(Entries from a dataset of interfaces)
☆ ☆ ☆ ☆
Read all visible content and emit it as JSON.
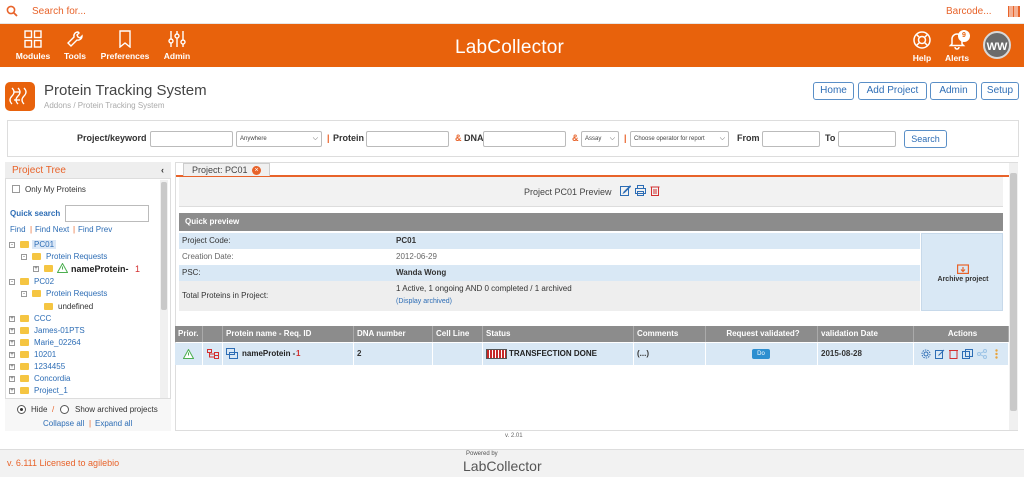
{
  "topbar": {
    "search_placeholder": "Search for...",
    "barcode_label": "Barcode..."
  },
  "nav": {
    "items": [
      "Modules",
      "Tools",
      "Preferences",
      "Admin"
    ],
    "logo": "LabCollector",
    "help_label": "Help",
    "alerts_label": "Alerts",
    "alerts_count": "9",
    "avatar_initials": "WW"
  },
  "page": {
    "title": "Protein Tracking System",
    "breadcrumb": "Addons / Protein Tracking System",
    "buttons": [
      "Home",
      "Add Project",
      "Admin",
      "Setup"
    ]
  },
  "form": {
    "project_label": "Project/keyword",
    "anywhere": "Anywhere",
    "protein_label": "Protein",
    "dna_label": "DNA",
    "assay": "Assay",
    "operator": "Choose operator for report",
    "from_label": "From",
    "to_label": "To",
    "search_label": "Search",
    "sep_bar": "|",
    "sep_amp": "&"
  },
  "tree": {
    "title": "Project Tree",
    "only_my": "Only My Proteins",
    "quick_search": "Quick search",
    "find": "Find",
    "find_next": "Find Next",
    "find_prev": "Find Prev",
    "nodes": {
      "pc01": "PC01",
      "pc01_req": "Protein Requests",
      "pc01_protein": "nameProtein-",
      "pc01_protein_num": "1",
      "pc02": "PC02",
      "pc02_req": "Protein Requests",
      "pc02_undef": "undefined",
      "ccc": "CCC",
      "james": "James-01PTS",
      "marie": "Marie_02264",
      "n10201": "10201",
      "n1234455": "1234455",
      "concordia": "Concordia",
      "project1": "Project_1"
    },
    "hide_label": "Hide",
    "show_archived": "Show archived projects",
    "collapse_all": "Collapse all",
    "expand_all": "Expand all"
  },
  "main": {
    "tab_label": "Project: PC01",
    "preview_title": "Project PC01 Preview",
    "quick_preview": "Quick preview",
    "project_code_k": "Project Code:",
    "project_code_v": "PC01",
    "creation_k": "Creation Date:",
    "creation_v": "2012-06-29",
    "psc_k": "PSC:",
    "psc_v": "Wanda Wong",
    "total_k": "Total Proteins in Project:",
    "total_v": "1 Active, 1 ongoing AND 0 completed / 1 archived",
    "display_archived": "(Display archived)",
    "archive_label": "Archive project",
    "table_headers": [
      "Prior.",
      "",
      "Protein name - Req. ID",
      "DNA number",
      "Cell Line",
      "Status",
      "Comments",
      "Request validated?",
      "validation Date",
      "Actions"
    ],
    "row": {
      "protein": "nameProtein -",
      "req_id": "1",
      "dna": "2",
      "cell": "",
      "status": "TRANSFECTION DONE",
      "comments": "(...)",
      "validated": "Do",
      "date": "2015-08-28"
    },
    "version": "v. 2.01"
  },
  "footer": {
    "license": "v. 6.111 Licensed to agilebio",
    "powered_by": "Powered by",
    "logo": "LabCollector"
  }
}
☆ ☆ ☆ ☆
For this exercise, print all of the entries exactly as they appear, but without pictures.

• [Written response]:
Read all visible content and emit it as JSON.
{
  "topbar": {
    "search_placeholder": "Search for...",
    "barcode_label": "Barcode..."
  },
  "nav": {
    "items": [
      "Modules",
      "Tools",
      "Preferences",
      "Admin"
    ],
    "logo": "LabCollector",
    "help_label": "Help",
    "alerts_label": "Alerts",
    "alerts_count": "9",
    "avatar_initials": "WW"
  },
  "page": {
    "title": "Protein Tracking System",
    "breadcrumb": "Addons / Protein Tracking System",
    "buttons": [
      "Home",
      "Add Project",
      "Admin",
      "Setup"
    ]
  },
  "form": {
    "project_label": "Project/keyword",
    "anywhere": "Anywhere",
    "protein_label": "Protein",
    "dna_label": "DNA",
    "assay": "Assay",
    "operator": "Choose operator for report",
    "from_label": "From",
    "to_label": "To",
    "search_label": "Search",
    "sep_bar": "|",
    "sep_amp": "&"
  },
  "tree": {
    "title": "Project Tree",
    "only_my": "Only My Proteins",
    "quick_search": "Quick search",
    "find": "Find",
    "find_next": "Find Next",
    "find_prev": "Find Prev",
    "nodes": {
      "pc01": "PC01",
      "pc01_req": "Protein Requests",
      "pc01_protein": "nameProtein-",
      "pc01_protein_num": "1",
      "pc02": "PC02",
      "pc02_req": "Protein Requests",
      "pc02_undef": "undefined",
      "ccc": "CCC",
      "james": "James-01PTS",
      "marie": "Marie_02264",
      "n10201": "10201",
      "n1234455": "1234455",
      "concordia": "Concordia",
      "project1": "Project_1"
    },
    "hide_label": "Hide",
    "show_archived": "Show archived projects",
    "collapse_all": "Collapse all",
    "expand_all": "Expand all"
  },
  "main": {
    "tab_label": "Project: PC01",
    "preview_title": "Project PC01 Preview",
    "quick_preview": "Quick preview",
    "project_code_k": "Project Code:",
    "project_code_v": "PC01",
    "creation_k": "Creation Date:",
    "creation_v": "2012-06-29",
    "psc_k": "PSC:",
    "psc_v": "Wanda Wong",
    "total_k": "Total Proteins in Project:",
    "total_v": "1 Active, 1 ongoing AND 0 completed / 1 archived",
    "display_archived": "(Display archived)",
    "archive_label": "Archive project",
    "table_headers": [
      "Prior.",
      "",
      "Protein name - Req. ID",
      "DNA number",
      "Cell Line",
      "Status",
      "Comments",
      "Request validated?",
      "validation Date",
      "Actions"
    ],
    "row": {
      "protein": "nameProtein -",
      "req_id": "1",
      "dna": "2",
      "cell": "",
      "status": "TRANSFECTION DONE",
      "comments": "(...)",
      "validated": "Do",
      "date": "2015-08-28"
    },
    "version": "v. 2.01"
  },
  "footer": {
    "license": "v. 6.111 Licensed to agilebio",
    "powered_by": "Powered by",
    "logo": "LabCollector"
  }
}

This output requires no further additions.